Texans' New Unique Weapon
The Giant Hands Man: DeAndre Hopkins 3XLs wow NFL vets, will make him top rookie
It used to annoy the Clemson University coaches. They saw it as breach of football's fundamentals, looked at it as more of a parlor trick than a legitimate weapon.
But it's quickly becoming DeAndre Hopkins claim to early NFL fame.
The Houston Texans rookie wide receiver is becoming the one-hand catch man, part budding mythic practice legend, part early Offensive Rookie of the Year favorite. Sure, there's the video of Hopkins making 33 consecutive one-handed grabs.
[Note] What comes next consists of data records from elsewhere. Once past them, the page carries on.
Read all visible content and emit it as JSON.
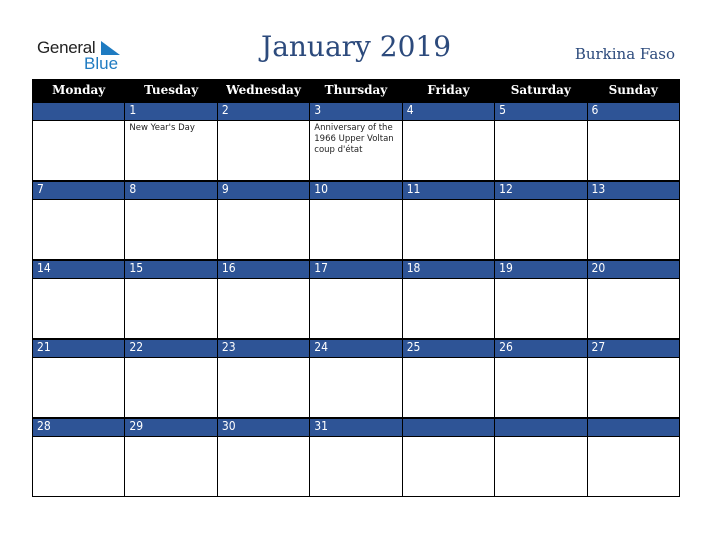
{
  "logo": {
    "line1": "General",
    "line2": "Blue"
  },
  "header": {
    "title": "January 2019",
    "country": "Burkina Faso"
  },
  "weekdays": [
    "Monday",
    "Tuesday",
    "Wednesday",
    "Thursday",
    "Friday",
    "Saturday",
    "Sunday"
  ],
  "weeks": [
    {
      "days": [
        "",
        "1",
        "2",
        "3",
        "4",
        "5",
        "6"
      ],
      "events": [
        "",
        "New Year's Day",
        "",
        "Anniversary of the 1966 Upper Voltan coup d'état",
        "",
        "",
        ""
      ]
    },
    {
      "days": [
        "7",
        "8",
        "9",
        "10",
        "11",
        "12",
        "13"
      ],
      "events": [
        "",
        "",
        "",
        "",
        "",
        "",
        ""
      ]
    },
    {
      "days": [
        "14",
        "15",
        "16",
        "17",
        "18",
        "19",
        "20"
      ],
      "events": [
        "",
        "",
        "",
        "",
        "",
        "",
        ""
      ]
    },
    {
      "days": [
        "21",
        "22",
        "23",
        "24",
        "25",
        "26",
        "27"
      ],
      "events": [
        "",
        "",
        "",
        "",
        "",
        "",
        ""
      ]
    },
    {
      "days": [
        "28",
        "29",
        "30",
        "31",
        "",
        "",
        ""
      ],
      "events": [
        "",
        "",
        "",
        "",
        "",
        "",
        ""
      ]
    }
  ],
  "colors": {
    "accent": "#2e5496",
    "title": "#2c4a7c",
    "logo_blue": "#1f7bc1",
    "header_bg": "#000000"
  }
}
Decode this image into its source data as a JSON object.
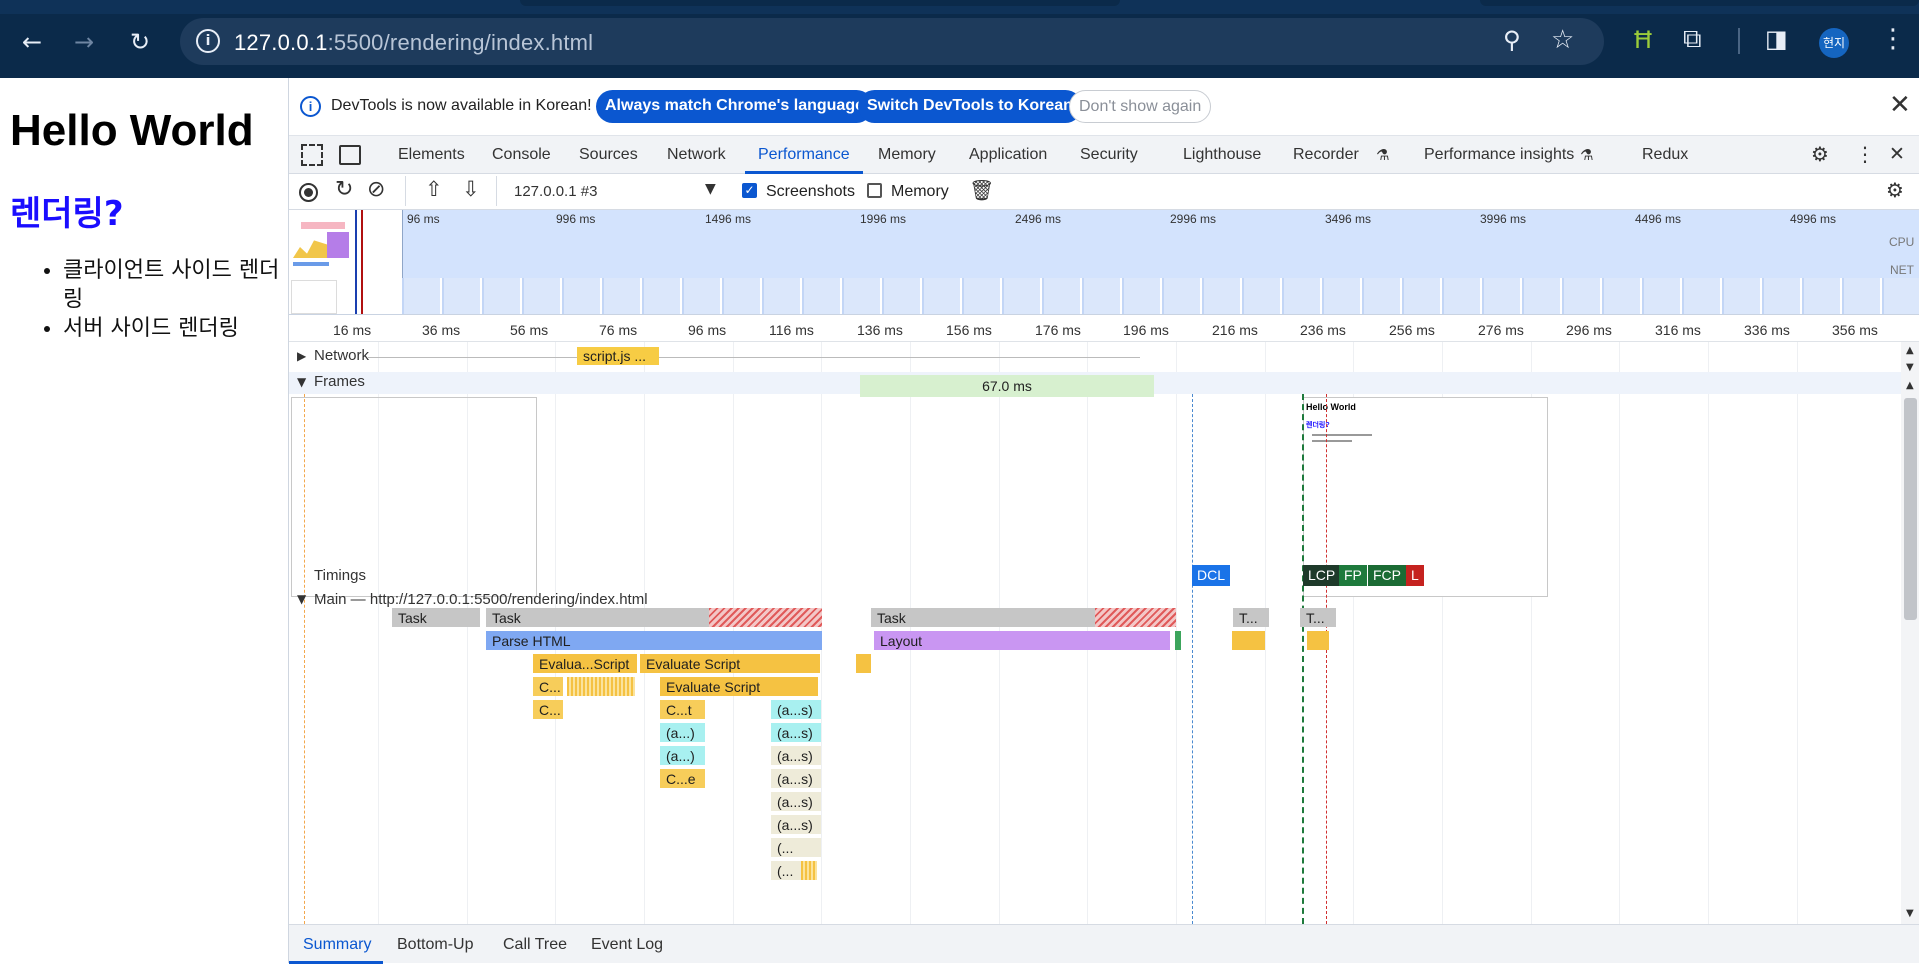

And the highlight, announcing-his-arrival one-handed catch on the very first day of rookie mini camp (call it Hopkins' version of a hello).
He wears 3XL gloves and can almost look like Shaquille O'Neal when he has a ball in his palm.
But it's the now near everyday occurrence of the whole thing that has the Texans veterans buzzing in training camp. While that and the sheer size of Hopkins hands. He wears 3XL gloves and can almost look like Shaquille O'Neal when he has a ball in his palm.
"He has great hands," Texans Pro Bowl receiver Andre Johnson says. "I've never seen anybody one hand the ball like he does."
Hopkins is almost a little sheepish about his one-handed skill. "My coaches in college were telling me it's a bad habit, which I agree it is," he tells CultureMap. "It's just something that I would sometimes do after practice."
Now it's become part of his arsenal and no small part of the reason the Texans vets see such promise in this late first-round receiver. Receivers taken later in the first round and early in the second round of the NFL Draft have some recent history of struggling (the talent-packed Stephen Hill confounded the Jets with some of his drops last season). But Hopkins supersized hands give him an edge others don't have.
He's clearly an upgrade over Kevin Walter, who slipped behind Denver's defense to catch that 52-yard Matt Schaub bomb in Week Three last season and then seemed to disappear. Hopkins is the most talented threat Andre Johnson has ever have lined up on the other side from him.
"Our expectations are through the roof for him coming in," Schaub says. "He’s going to get a ton of opportunities. We put him in there right from day one and playing opposite Dre, he is going to get plenty of one-on-one coverage and chances to get the football.
"We’re going to get him the football and were going to get him a chance to make plays with it in his hands and he’s going to do that."
There's talk of those hands again. His college coaches didn't complain when he caught difficult passes with one paw during the games. Or when he decimated SEC power LSU for 13 catches and 191 yards in a bowl game — after Clemson's only other real legitimate receiving threat went down with an injury. Not that Hopkins wants any part in building any early mystique around himself.
"I feel like a lot of guys can do it," Hopkins says of the one-handed grabs. "I haven’t played a game or a single snap in the NFL yet. I don’t want to rave too much about it until I get in the game and do it."
He'll let his hands do the talking. When it's time.